Roger, you may have noticed something about the replies to your question. There is no consensus. This indicates that there is no real standard path to learning TeX. I've learned TeX the same way most of these folk have. I've read The TeXbook. I've read 'TeX by Topic'. I've spend hours, days, years pouring over OPC (other people's code) as the spittle drips from my mouth onto the page and my brain freezes and causes global body-locking until I fall off my chair in a dead faint. I've screamed and yelled at the impersonal sky-gods who have decreed that the people who know TeX will never set up easy and accessible methods of teaching and learning TeX except by the hard and stony path that they have trod. There shall be no web-sites where tex code can be looked at and reviewed by the tex-sages. There shall be no books on advanced TeX programming or methods of learning the TeX way implements standard algorithms or do standard thing that are in chapter 1 of most programming books. There shall be no path but the one; the path of figuring it all out by yourself.

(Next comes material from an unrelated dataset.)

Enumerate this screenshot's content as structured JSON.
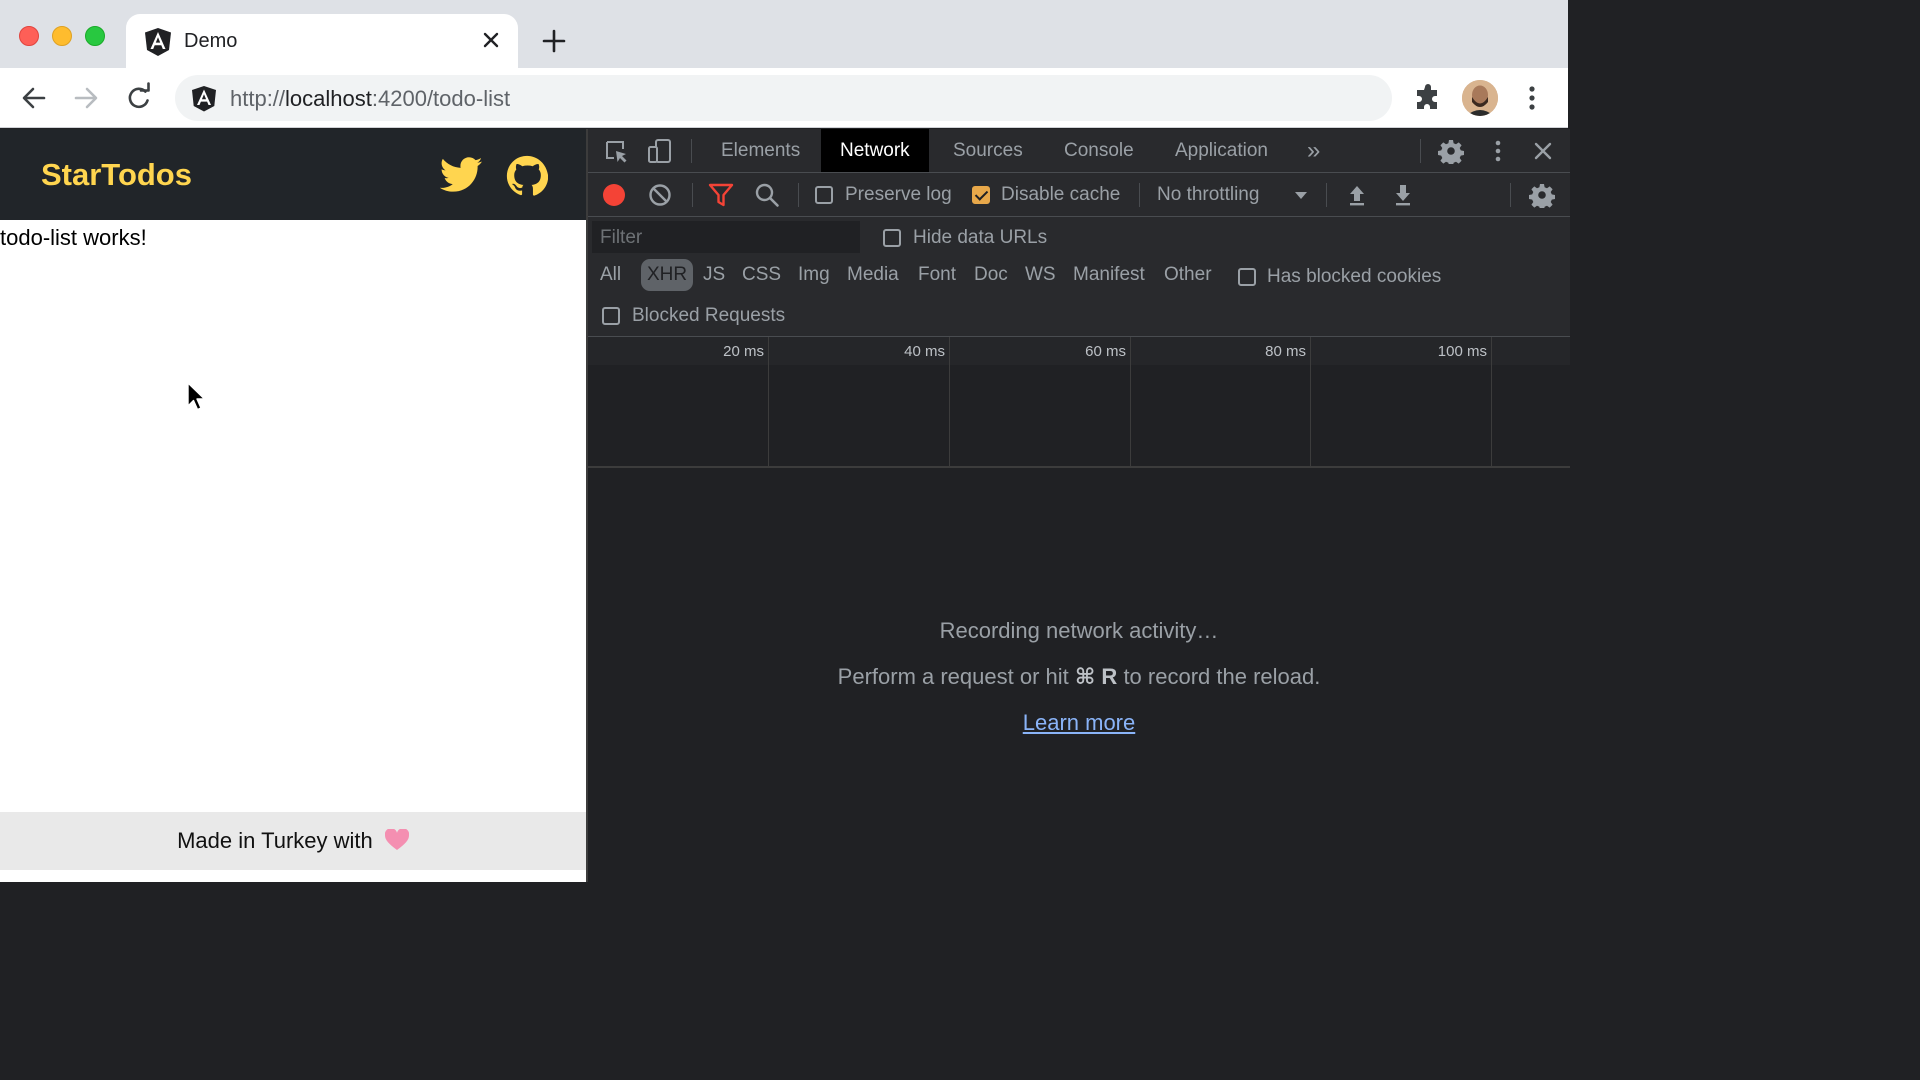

You see, Roger, the *TeX community is not like other communities of software enthusiasts. In other communities there are books, magazines, classes, websites, and endless ways to learn the tips and tricks of programming in their language. People who know things are glad to help you, even if you are asking things that require them to read more than 10 lines of your code. Sometimes lots of code. There are places to get code reviews of your code. They actually like to spread their knowledge and watch their language spread around the world, creating thriving and pulsing groups of enthusiastic coders.
But in the *TeX world, we hate sharing what we know. Especially with those who don't know and want to learn. We're definitely not going to make it easy for you. If you weren't lazy, you'd do what we did, read the TeXbook, read 'TeX by Topic', read OTP, drool on our desks till you faint. You know, what non-lazy people who don't want others to do all their work for them do.
Let's see. It's almost 2011. TeX was created in 1979 and 'finalized' in 1982. That's almost 30 years ago. Ruby was released in 1995, 15 years ago. Last time I was in Borders, there was a whole shelf or two of Ruby programming books. There were none on programming TeX.
You know what happens when there is no simple path to learning something? Knowledge is lost over time. Are there more people willing to tread the hard and stony path to learning TeX today than 10 years ago, or less? Where is *TeX, and by extension, typographically beautiful documents, going to be in 50 years? Will *TeX, or any descendants, exist?